this article infuriated me on a number of levels.
the most glaring of these was the cis minded supposing to know what gender might be! of course, the ‘gender’ to which the article refers, is the XX vs XY natal sex.

the second most disturbing thing about the article is that a not-to-subtle trend toward eugenics, albeit ever-so scientific and progressive! facts remain that in many cultures infanticide for a first born XX newborn is understandable. in our own culture certain disorders, like down’s syndrome (or even autism) among many for which a screening might be available, might mean that beautiful children like my own gender-variant, “high-functioning person with autism” daughter might be scarser since one could simply terminate the pregnancy.

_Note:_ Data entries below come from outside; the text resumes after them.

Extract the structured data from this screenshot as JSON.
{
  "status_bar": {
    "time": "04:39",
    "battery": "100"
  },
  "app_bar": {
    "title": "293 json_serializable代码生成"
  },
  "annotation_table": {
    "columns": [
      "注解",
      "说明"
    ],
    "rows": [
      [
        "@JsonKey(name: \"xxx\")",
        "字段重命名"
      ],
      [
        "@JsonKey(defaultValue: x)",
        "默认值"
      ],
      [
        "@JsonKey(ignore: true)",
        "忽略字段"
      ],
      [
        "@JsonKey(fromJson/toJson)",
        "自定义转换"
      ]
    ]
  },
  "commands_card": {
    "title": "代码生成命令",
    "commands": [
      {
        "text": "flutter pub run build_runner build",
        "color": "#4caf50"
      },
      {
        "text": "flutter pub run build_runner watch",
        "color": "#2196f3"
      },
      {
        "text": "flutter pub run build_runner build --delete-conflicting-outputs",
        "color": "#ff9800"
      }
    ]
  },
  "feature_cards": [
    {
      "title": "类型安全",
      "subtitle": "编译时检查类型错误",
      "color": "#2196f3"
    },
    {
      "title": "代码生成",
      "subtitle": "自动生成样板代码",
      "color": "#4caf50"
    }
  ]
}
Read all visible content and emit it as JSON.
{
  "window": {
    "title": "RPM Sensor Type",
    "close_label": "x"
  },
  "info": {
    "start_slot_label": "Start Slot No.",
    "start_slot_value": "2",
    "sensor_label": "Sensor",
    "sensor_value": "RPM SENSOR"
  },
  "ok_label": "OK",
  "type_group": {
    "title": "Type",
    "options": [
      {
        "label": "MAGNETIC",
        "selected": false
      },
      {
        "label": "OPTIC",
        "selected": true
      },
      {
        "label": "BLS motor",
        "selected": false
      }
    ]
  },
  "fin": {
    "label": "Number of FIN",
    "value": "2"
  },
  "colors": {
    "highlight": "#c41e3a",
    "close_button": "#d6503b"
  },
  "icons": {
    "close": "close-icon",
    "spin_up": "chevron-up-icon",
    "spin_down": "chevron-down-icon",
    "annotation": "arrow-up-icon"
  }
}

in many respects the ability to ‘select’ for the absence of certain disorders seems appropriate, even compassionate in the event the disorder would mean undo hardships financially and otherwise. or perhaps a parent ‘knows’ they couldn’t rise to the occasion of raising a ‘special’ child.

but where does it end? where’s the line in the sand? who gets to decide the parameters? do we begin to create a future like the one envisioned by mr. hitler of pale skinned, blonde, blue eyed offsprings with NO abmormalities? and what outcomes might we alter for our shared futures just because we can? who is wise to play god?

the point was made in the article for knowing the XX or XY-ness of the fetus in order to prevent things like turner’s syndrome or ducheyne disease. but one of my lovers had turner’s syndrome, she was beautiful, creative, intelligent and my life was fuller for having known her. this article seems to allow for her not to have been born. and altho there are indeed other diseases that are either XX or XY expressed, there are many examples of folk born with some of these disorders who lead productive and socially full lives, members of the same society as those whose ‘genes’ would not have given pause to consider termination.

but the real outrage is that it purports that the XX or XY-ness of a baby is indication of gender. because the natal gender of my beautiful daughter is XY, the article was flawed from the outset.

how could gender binary mindsets be so strong today? when there are so many people living their gender variant lives? how can gender be seen as black or white? when clearly that isn’t true, there are intersex children born as a testimony that gender is beyond the binary even in terms of the strict physical sense. and with functional mri scans exhibiting an actual variance in the way transgender folk think, in this the 21st century, how can such a black and white system continue to be used.

and then there’s this problem: who among humankind can claim the wisdom to know which ‘traits’ should be encouraged and which disposed of? in the event that a gay or transgender gene should be definitely identifiable, would our society suddenly find itself without great poets, writers, scientists, philosophers, philanthropist? how many buddha or jesuses would make the cut?

my daughter has autism, is an XY natal transgender girl, she has neurological deficits, and many anomalies as regards her genetic profile, including a transfer of genetic material between the third and fourth chromosomes. she has intermittent seizures and an often pre-cancerous condition of the bowel called juvenile polyposis coli. all this, and yet my life is only blessed by her!

so how can i feel good about a scientific discovery that might lead to fewer of people like her?